The journey to this place was pretzel like–it was a journey that truly is only recognizable in retrospect, that is “through the rear view mirror.” It is a state of mind that you can achieve, but cannot map. You can only hope to land at this spot, but planning the journey in a way that guarantees you will, well that’s something else. Not much different from the measure of the parameters of obscenity, in the words of Supreme Court Justice Potter,  I can only offer that while I can’t explain how one gets to this place “I know it when I see it.”

That’s about as lofty as things will get here today. For, having arrived at this state of mind that does not require my fighting traffic, pushing my way through crowds in stores at any hour of the day or night, no matter the enticement or otherwise being in “go” mode, the following is a list of things and holiday messages that I’m finding particularly irksome–and in some instances, downright problematic this week:

Hollywood Messaging:
1) Being committed to work and high caliber performance (male or female) must necessarily involve short changing family–and if you don’t have a family, your work is a likely culprit. 2) Life in New England or other backwoods country locale (=good) is preferred  to life in New York or other urban area (= bad). 3) Hard working type A’s probably don’t believe in Santa Claus and are, no surprise, often found on the naughty list. Additional faulty personal traits that tag along  include lacking true Christmas spirit and understanding what, in Charlie Brown’s words, “Christmas is all about.” This list could actually benefit from an entire blog, but you get the gist.

Commercial Enterprises Changing Roman Calendar:
Friday, Saturday, Sunday–the names of the week date back hundreds of years. Sure, there’s a favorite I have of “Over the hump Wednesday”–but that’s a prepositional phrase–falling far short of the current trend towards adding  adjectival descriptives to the days of the week that in effect become  name changers.

The Friday after Thanksgiving is no longer,  as in “Do you have to work on the day after Thanksgiving?”  but is now:  Black Friday. What was for some a welcome day off from work, generating one of the only fourdayweekends in American working life, has been transformed into a day when everyone bears a piece of the responsibility for turning the economy around, signalling recovery and the harbinger of hope for the year ahead. Opt out of being part of that message at your peril for being labeled downright unpatriotic.

If you thought that skipping Friday was a simple way of avoiding falling into that commercial trap, special thanks to American Express for naming Saturday “Small Business Saturday.”  Just when you patted yourself on the back for staying away from the big box stores on Black Friday, your guilt can only now be assuaged by visiting the mom and pop stores and “shopping small.” You don’t want to be seen as a Scrooge, do you?  Lastly, lest you believe you have outsmarted every effort to draw you into the shopping melee, on Cyber Monday when you return to work your inbox and every website you visit will bombard you with promises of the bestprices, steepestdiscounts, todayonly lastchances to shop for those special people on your list.

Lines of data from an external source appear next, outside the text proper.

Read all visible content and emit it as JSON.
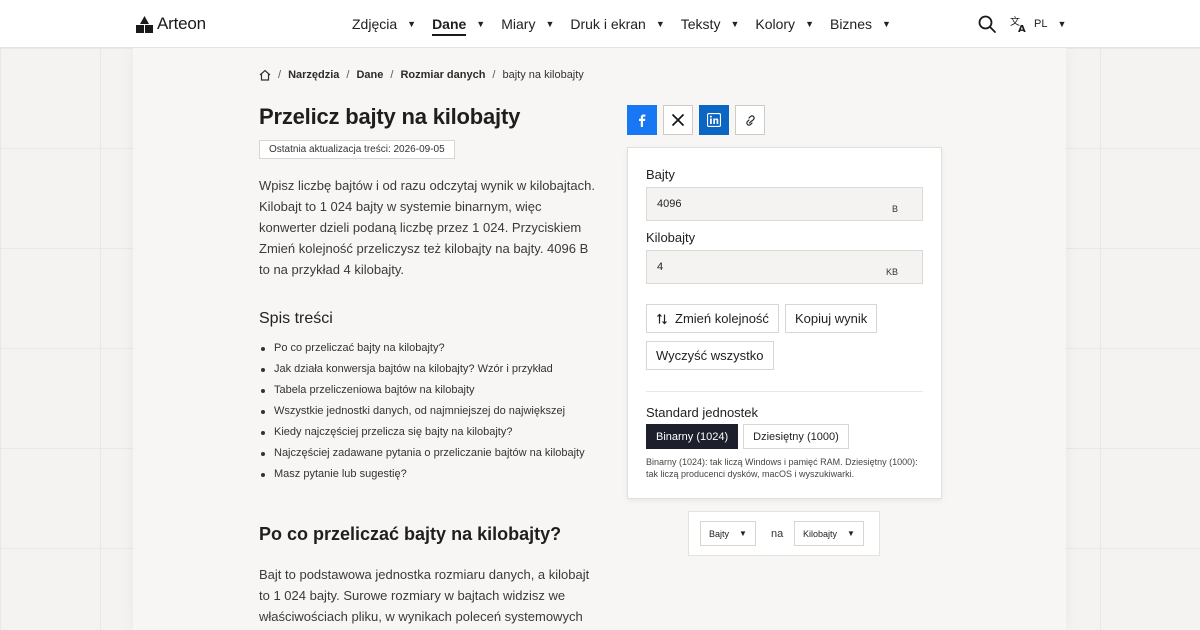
{
  "header": {
    "logo_text": "Arteon",
    "nav": [
      {
        "label": "Zdjęcia",
        "active": false
      },
      {
        "label": "Dane",
        "active": true
      },
      {
        "label": "Miary",
        "active": false
      },
      {
        "label": "Druk i ekran",
        "active": false
      },
      {
        "label": "Teksty",
        "active": false
      },
      {
        "label": "Kolory",
        "active": false
      },
      {
        "label": "Biznes",
        "active": false
      }
    ],
    "lang_code": "PL"
  },
  "breadcrumb": {
    "items": [
      "Narzędzia",
      "Dane",
      "Rozmiar danych"
    ],
    "current": "bajty na kilobajty"
  },
  "article": {
    "title": "Przelicz bajty na kilobajty",
    "updated": "Ostatnia aktualizacja treści: 2026-09-05",
    "intro": "Wpisz liczbę bajtów i od razu odczytaj wynik w kilobajtach. Kilobajt to 1 024 bajty w systemie binarnym, więc konwerter dzieli podaną liczbę przez 1 024. Przyciskiem Zmień kolejność przeliczysz też kilobajty na bajty. 4096 B to na przykład 4 kilobajty.",
    "toc_title": "Spis treści",
    "toc": [
      "Po co przeliczać bajty na kilobajty?",
      "Jak działa konwersja bajtów na kilobajty? Wzór i przykład",
      "Tabela przeliczeniowa bajtów na kilobajty",
      "Wszystkie jednostki danych, od najmniejszej do największej",
      "Kiedy najczęściej przelicza się bajty na kilobajty?",
      "Najczęściej zadawane pytania o przeliczanie bajtów na kilobajty",
      "Masz pytanie lub sugestię?"
    ],
    "section_title": "Po co przeliczać bajty na kilobajty?",
    "section_text": "Bajt to podstawowa jednostka rozmiaru danych, a kilobajt to 1 024 bajty. Surowe rozmiary w bajtach widzisz we właściwościach pliku, w wynikach poleceń systemowych"
  },
  "converter": {
    "from_label": "Bajty",
    "from_value": "4096",
    "from_unit": "B",
    "to_label": "Kilobajty",
    "to_value": "4",
    "to_unit": "KB",
    "swap_label": "Zmień kolejność",
    "copy_label": "Kopiuj wynik",
    "clear_label": "Wyczyść wszystko",
    "standard_label": "Standard jednostek",
    "binary_label": "Binarny (1024)",
    "decimal_label": "Dziesiętny (1000)",
    "standard_note": "Binarny (1024): tak liczą Windows i pamięć RAM. Dziesiętny (1000): tak liczą producenci dysków, macOS i wyszukiwarki."
  },
  "picker": {
    "from": "Bajty",
    "connector": "na",
    "to": "Kilobajty"
  },
  "colors": {
    "facebook": "#1877f2",
    "linkedin": "#0a66c2",
    "active_segment": "#1d1f2c"
  }
}
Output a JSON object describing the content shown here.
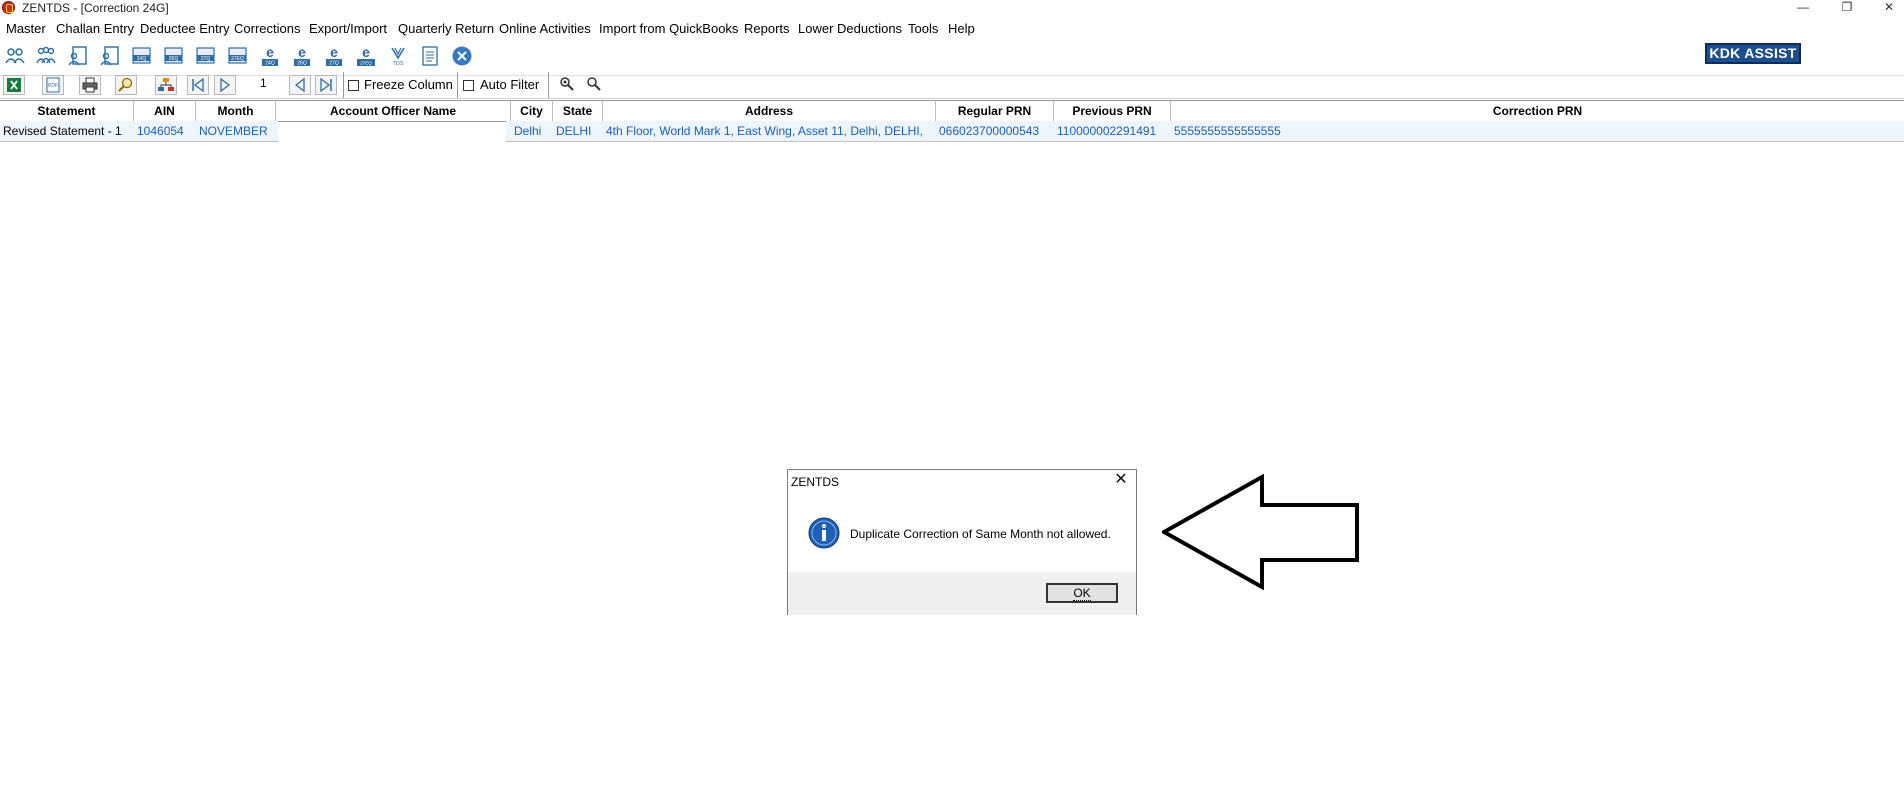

In what world that you or I may have ever conceived would spending the weekend listening to music, reading and writing be viewed as excessively sedentary downright unpatriotic pursuits? In what world could reading about the comet that managed to escape capture by the sun or contemplating from my window the lone swan who swimming  back and forth without his/her now missing spouse not hold  a candle  to running around saving the economy through endless shopping?  In what world could reminding your fingers and brain that you once played Rachmaninoff’s Prelude and can again, ever be mentioned in the same breath as an admonition that includes the words”staying home and sitting around?”

Something is amiss.

For a long time now I have enjoyed these lines by notsofamous poet, Hugh Prather from his book “Notes To Myself”:

“Ideas are clean. They soar in the serene supernal. I can take them out and look at them, they fit in books, they lead me down that narrow way. And in the morning they are there. Ideas are straight. But the world is round, and a messy mortal is my friend. Come walk with me in the mud.”

And by that, I don’t mean let’s head out to the mall and check out the sales.